EXERCISE GOAL = Report all lines below with the word "number".

AVAILABLE DATA =
****************

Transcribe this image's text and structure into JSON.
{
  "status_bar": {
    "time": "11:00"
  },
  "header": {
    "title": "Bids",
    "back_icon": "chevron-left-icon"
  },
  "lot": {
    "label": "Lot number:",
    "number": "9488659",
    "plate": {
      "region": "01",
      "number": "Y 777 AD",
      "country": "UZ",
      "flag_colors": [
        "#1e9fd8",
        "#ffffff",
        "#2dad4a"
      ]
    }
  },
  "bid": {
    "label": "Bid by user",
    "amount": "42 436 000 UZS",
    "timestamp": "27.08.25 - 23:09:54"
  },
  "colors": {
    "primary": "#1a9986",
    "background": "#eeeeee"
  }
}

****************

TASK SOLUTION =
    "label": "Lot number:",
    "number": "9488659",
      "number": "Y 777 AD",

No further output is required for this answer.